Now that your child has started talking non-stop, it is time for you to teach him some fun things about speaking the language correctly. The basic gender-identifying pronouns of “he” and “she” are easy for your child to understand and a great kick start to his journey in grammar.
It is important that your child understands the difference between a boy and a girl – visually and mentally. You can do this using pictures in books as well as by pointing to people in real life and asking your child to tell you whether they are a boy or a girl. Bonus tip – research has proved that cartoon characters seem to work really well here!
1. Teach Him Use Pronouns In Very Short Sentences

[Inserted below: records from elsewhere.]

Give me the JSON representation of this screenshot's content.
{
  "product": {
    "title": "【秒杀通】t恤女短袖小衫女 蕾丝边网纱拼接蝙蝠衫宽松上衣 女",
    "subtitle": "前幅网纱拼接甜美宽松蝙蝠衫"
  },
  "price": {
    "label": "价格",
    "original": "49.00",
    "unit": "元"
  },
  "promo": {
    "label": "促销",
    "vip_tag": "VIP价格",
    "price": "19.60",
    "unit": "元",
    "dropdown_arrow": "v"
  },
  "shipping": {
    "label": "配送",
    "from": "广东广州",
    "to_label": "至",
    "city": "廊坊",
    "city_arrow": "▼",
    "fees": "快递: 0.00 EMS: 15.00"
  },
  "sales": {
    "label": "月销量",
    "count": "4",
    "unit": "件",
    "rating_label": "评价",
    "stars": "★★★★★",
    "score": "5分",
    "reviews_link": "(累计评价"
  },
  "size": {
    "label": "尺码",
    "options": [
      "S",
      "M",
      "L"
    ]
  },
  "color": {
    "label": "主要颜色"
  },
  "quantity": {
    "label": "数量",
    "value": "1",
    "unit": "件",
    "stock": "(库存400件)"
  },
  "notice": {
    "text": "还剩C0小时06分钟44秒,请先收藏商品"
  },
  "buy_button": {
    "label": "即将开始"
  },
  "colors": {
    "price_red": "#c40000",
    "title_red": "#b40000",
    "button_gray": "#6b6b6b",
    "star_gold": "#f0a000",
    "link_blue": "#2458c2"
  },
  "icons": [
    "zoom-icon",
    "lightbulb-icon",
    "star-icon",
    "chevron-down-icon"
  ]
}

Now that your child knows the difference between a boy and a girl, work toward building the association between the pronouns “he” and “she” for them respectively. You can do this as part of daily conversation and activity time. For example, point toward two characters in his picture book – a boy and a girl. Now point toward the bowl of soup he is drinking. So, who wants to share the soup? It’s either “he” or “she” who does.
2. Use He and She With Simple Verbs
Seeing these pronouns in action, literally, will help your child learn to use them. There are a number of simple verbs you could deploy for this practice – eat, walk, sing, dance, etc. Whenever you spot someone doing the said things, make simple sentences like “He eats” or “She is dancing”. The same can also be done through books. Your child will soon be able to tell the difference and start using such phrases himself.
3. Start Using Pronouns in Everyday Speech
Finally, now that your kids have a better hang of the whole concept, it’s time to start using it in normal talking! Try and use these pronouns all the time when you’re in the park, meeting family, or at the mall. Ask questions like “What is he eating?” emphasising the “he”, or “Should we use he or she for that person by the ice-cream parlour?”
4. Correct Your Child If They’re Wrong
If your child makes mistakes, which he certainly will at the outset, kindly correct them without being obvious. For example, repeat his sentence back to him with the correct pronoun. Or, tell him that you are going to help him with the pronouns whenever he forgets to use the correct one. This way he will see you as a pal and the whole thing will be much more fun! Please also remember that possessive variations such as “his” and “hers” are still too complicated for your child until he masters “he
and “she”. So do not push him at this stage.
The process of teaching and learning pronouns can be a fun, albeit long, exercise. Your child is still learning to come to terms with many facets of language. Just be patient, keep practising, and remember that both of you are doing a great job!